The case of Dora examines the realm of mysterious and private life. During the year of 1900 Sigmund Freud offered therapy to a girl of eighteen, who he called Dora in a short story he wrote after his sessions ended with her. The rest of this paper will focus on the accounts from Freud himself and Dora, Freud's patient.

Dora was a girl of attractiveness, intelligence and was economically well off, even with all of these qualities Dora was rarely happy with her life. She suffered from several symptoms that Freud termed hysteria. Her symptoms included: difficulties breathing, recurrent headaches, fainting and violent attacks of coughing. The symptoms did not seem to have any physical cause.

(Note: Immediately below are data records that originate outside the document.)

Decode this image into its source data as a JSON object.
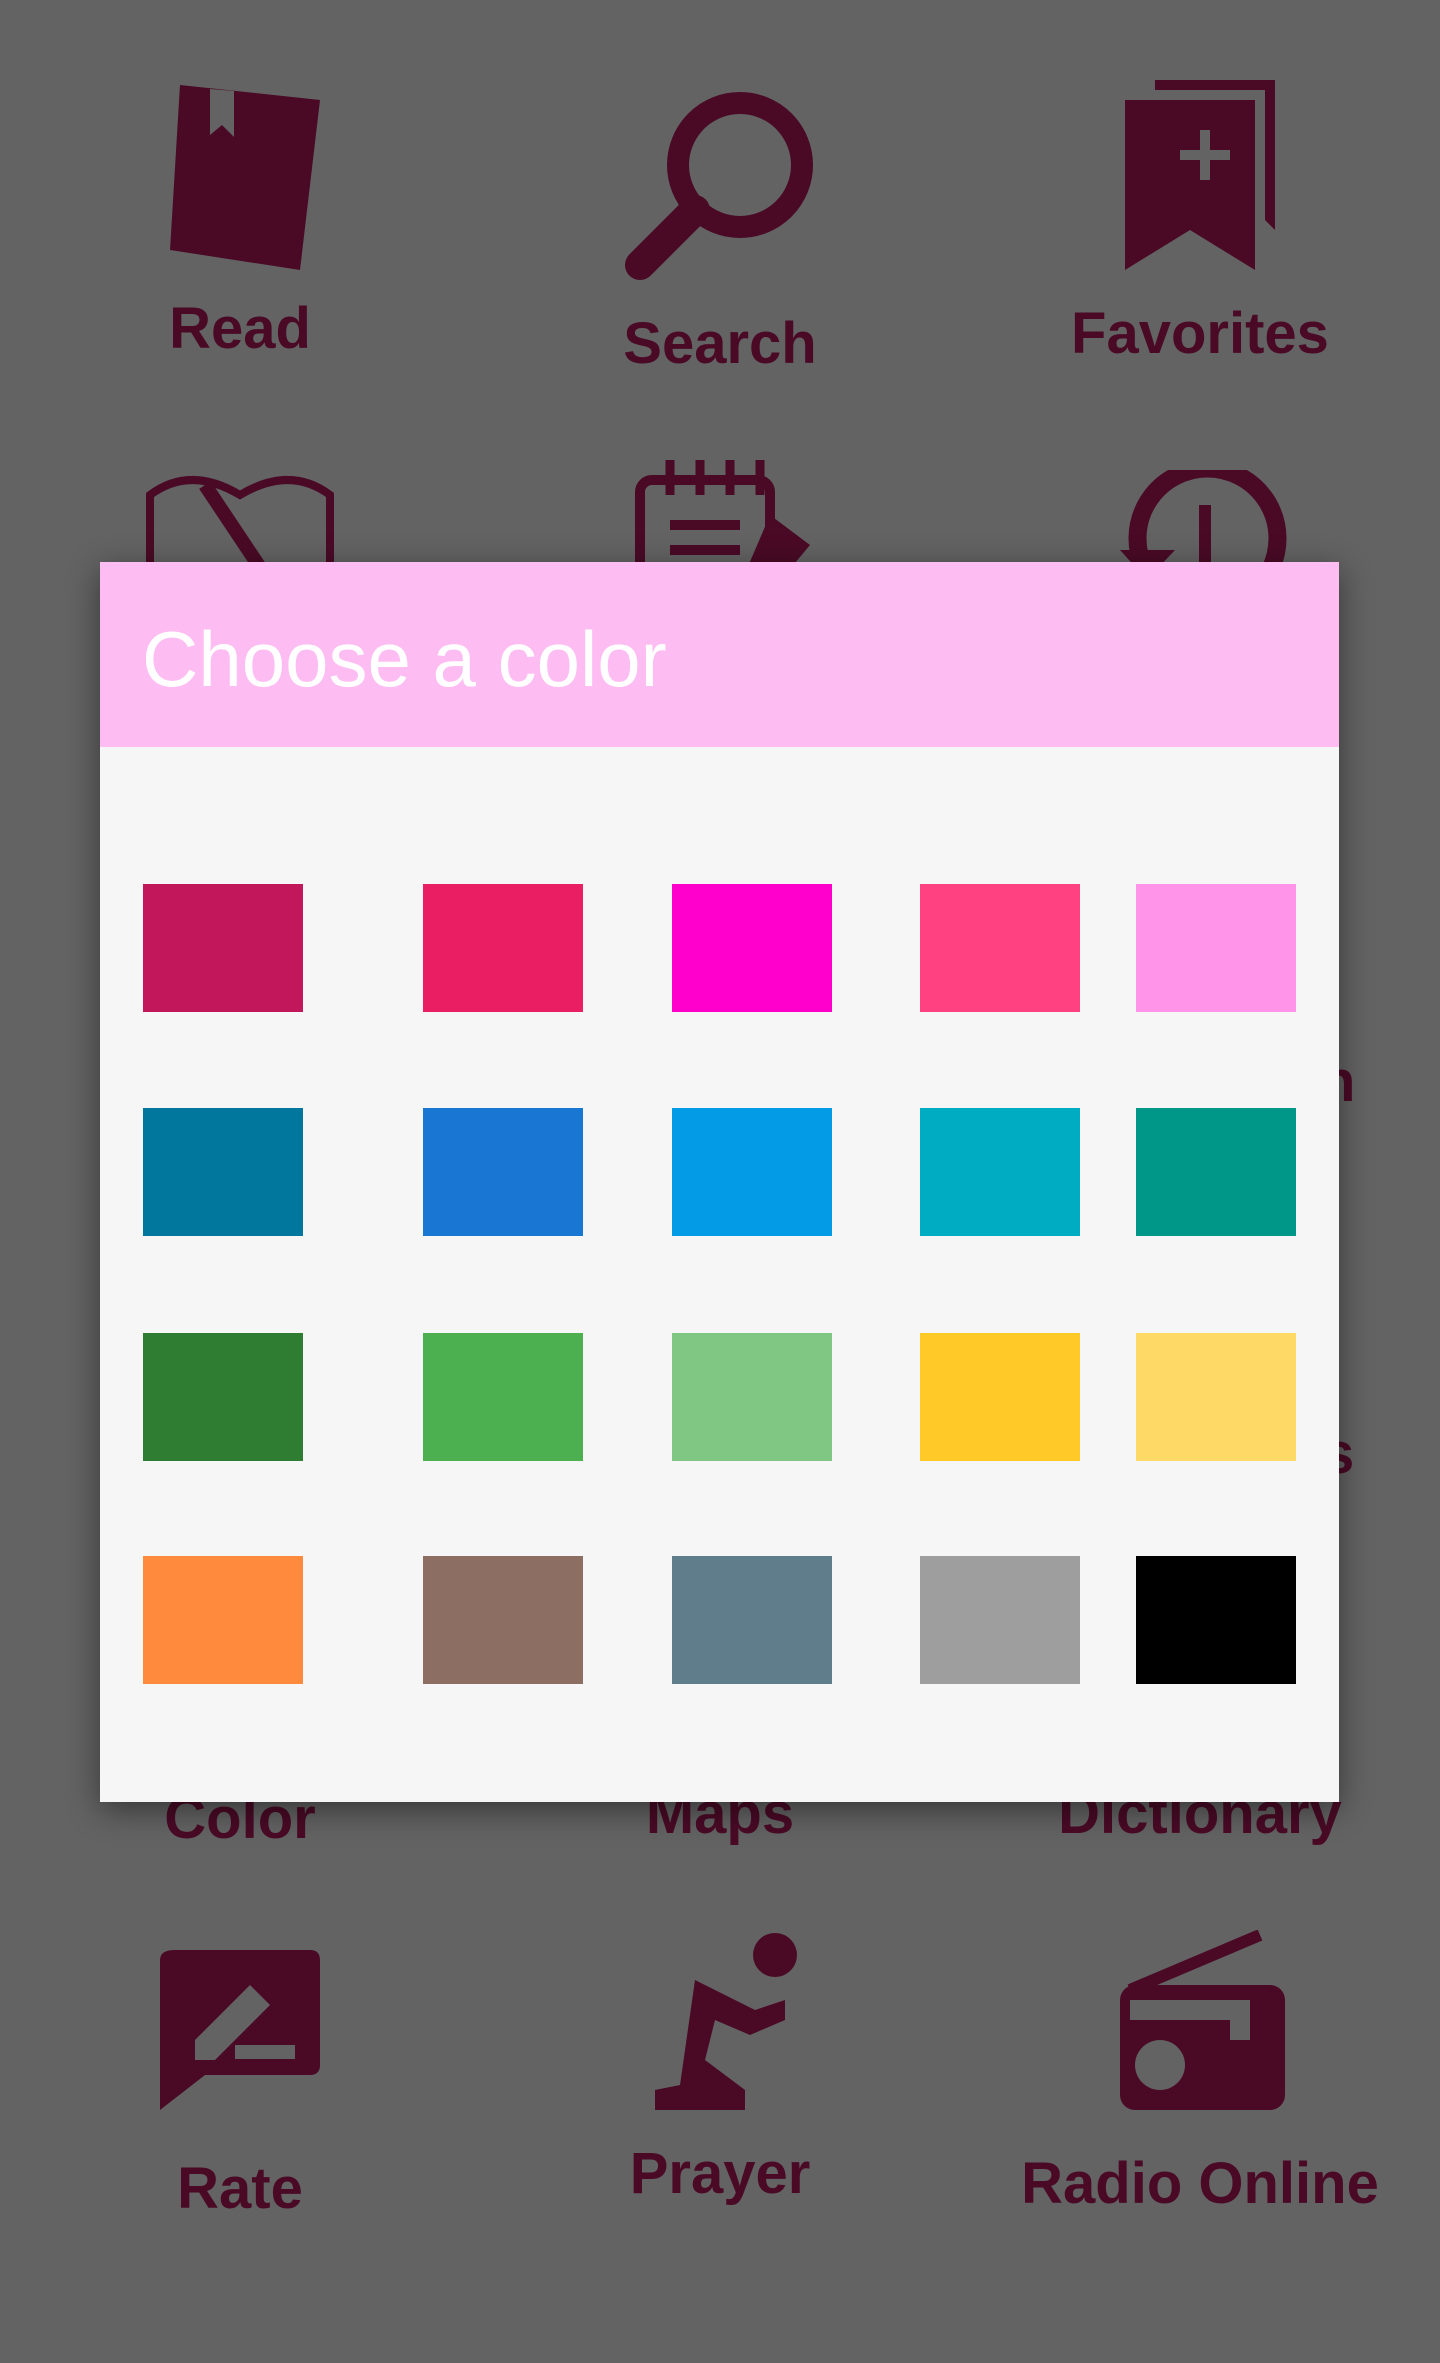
{
  "menu": {
    "items": [
      {
        "label": "Read",
        "icon": "book-icon"
      },
      {
        "label": "Search",
        "icon": "magnifier-icon"
      },
      {
        "label": "Favorites",
        "icon": "bookmark-plus-icon"
      },
      {
        "label": "",
        "icon": "open-book-pencil-icon"
      },
      {
        "label": "",
        "icon": "notepad-pencil-icon"
      },
      {
        "label": "",
        "icon": "history-clock-icon"
      },
      {
        "label": "Color",
        "icon": ""
      },
      {
        "label": "Maps",
        "icon": ""
      },
      {
        "label": "Dictionary",
        "icon": ""
      },
      {
        "label": "Rate",
        "icon": "rate-edit-icon"
      },
      {
        "label": "Prayer",
        "icon": "prayer-icon"
      },
      {
        "label": "Radio Online",
        "icon": "radio-icon"
      }
    ],
    "partial_labels": [
      "n",
      "s"
    ],
    "icon_color": "#4a0a26",
    "overlay_color": "#636363"
  },
  "dialog": {
    "title": "Choose a color",
    "header_color": "#fdbdf2",
    "swatches": [
      "#c2185b",
      "#e91e63",
      "#ff00cc",
      "#ff4081",
      "#ff94e8",
      "#01779e",
      "#1976d2",
      "#039be5",
      "#00acc1",
      "#009688",
      "#2e7d32",
      "#4caf50",
      "#81c784",
      "#ffca28",
      "#ffd966",
      "#ff8a3d",
      "#8d6e63",
      "#607d8b",
      "#9e9e9e",
      "#000000"
    ]
  }
}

Freud uncovered the following story that shaped the underlying reasons for her hysteria. Dora had unwittingly become part of a web of deceit and infidelity that involved her parents and their friends - Herr and Frau K. It's seems that Dora's father had been carrying on an affair with Frau K. Freud accounts that there was good reason that Herr K knew of the affair and in exchange for his wife considered his friends daughter (Dora). Dora's father tacitly "handed over" her for...